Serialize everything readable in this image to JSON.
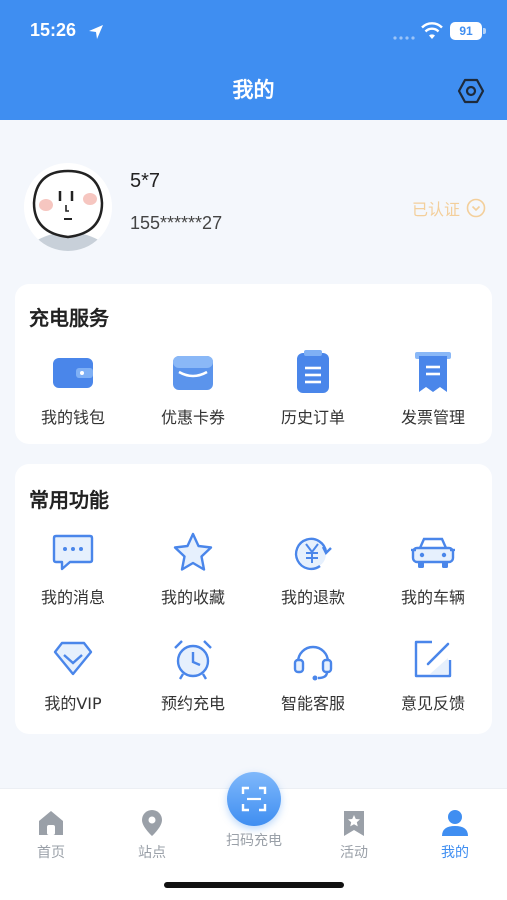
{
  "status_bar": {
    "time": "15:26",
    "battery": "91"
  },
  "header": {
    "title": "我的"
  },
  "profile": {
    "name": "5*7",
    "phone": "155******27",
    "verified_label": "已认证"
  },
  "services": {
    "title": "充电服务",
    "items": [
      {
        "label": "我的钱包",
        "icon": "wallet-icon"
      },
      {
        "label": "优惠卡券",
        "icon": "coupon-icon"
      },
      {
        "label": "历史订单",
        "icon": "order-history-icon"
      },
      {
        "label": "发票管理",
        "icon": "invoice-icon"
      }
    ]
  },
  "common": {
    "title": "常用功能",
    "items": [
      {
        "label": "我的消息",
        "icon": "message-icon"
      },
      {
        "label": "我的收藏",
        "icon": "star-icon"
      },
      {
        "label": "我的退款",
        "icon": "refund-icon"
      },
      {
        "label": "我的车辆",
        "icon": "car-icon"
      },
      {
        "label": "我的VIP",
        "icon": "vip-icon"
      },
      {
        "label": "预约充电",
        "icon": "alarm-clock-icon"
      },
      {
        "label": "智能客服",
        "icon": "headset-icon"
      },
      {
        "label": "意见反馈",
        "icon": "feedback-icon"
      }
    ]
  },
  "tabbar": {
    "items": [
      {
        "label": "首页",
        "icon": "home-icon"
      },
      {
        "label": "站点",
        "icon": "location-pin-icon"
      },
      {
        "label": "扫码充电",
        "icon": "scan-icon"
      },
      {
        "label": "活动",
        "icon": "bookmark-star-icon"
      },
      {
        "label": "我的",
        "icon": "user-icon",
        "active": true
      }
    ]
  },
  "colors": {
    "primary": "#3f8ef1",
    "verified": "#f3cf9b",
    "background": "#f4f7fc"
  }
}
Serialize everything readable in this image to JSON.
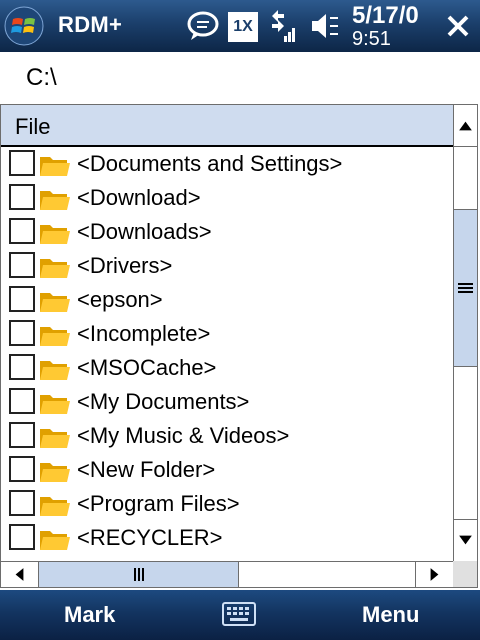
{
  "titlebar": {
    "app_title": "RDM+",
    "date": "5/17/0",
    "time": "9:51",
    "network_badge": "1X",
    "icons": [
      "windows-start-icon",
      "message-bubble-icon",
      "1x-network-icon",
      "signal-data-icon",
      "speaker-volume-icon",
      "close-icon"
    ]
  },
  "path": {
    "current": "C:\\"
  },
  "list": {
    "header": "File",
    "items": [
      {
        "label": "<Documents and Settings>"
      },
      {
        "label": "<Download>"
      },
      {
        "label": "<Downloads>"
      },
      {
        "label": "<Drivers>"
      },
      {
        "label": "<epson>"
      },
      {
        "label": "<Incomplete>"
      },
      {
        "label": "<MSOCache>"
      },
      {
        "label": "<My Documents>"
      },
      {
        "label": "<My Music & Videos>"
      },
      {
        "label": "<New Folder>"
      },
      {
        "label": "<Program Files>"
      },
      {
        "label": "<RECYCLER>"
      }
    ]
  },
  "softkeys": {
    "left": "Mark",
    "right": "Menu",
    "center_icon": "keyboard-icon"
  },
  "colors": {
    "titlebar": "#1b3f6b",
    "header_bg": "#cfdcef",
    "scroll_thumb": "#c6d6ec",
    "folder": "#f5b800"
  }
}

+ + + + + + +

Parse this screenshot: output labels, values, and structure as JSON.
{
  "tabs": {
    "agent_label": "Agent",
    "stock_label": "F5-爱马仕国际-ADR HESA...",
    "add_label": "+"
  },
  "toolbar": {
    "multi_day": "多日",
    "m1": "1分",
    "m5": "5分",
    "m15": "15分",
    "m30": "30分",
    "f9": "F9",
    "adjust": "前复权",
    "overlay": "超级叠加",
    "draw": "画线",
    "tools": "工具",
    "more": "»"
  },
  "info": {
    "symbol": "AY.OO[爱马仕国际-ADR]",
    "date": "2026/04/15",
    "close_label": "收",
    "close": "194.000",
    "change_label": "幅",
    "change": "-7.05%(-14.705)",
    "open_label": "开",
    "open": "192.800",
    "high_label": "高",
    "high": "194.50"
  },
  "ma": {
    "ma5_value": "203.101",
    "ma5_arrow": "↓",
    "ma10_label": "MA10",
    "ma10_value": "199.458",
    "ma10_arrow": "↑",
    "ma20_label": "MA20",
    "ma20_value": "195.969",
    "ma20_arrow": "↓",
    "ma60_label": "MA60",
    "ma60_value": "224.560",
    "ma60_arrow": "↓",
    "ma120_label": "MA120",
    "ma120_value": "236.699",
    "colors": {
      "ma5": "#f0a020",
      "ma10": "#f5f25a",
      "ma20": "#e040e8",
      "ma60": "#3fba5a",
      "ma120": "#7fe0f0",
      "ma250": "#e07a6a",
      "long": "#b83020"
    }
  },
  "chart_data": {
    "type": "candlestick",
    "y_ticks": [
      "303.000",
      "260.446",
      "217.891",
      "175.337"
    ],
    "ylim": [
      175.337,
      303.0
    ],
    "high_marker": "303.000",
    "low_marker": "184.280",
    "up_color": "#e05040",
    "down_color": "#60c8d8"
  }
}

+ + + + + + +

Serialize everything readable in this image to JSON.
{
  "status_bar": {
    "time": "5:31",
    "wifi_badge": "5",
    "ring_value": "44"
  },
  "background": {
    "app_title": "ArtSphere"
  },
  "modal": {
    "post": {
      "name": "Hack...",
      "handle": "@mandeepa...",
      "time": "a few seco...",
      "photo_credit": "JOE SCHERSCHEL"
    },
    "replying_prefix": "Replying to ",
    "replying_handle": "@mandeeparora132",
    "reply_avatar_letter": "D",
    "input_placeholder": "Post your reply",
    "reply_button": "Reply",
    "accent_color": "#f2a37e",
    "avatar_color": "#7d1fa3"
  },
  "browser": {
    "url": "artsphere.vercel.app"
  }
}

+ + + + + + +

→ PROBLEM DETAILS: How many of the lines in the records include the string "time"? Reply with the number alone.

→ EXERCISE RESULT: 4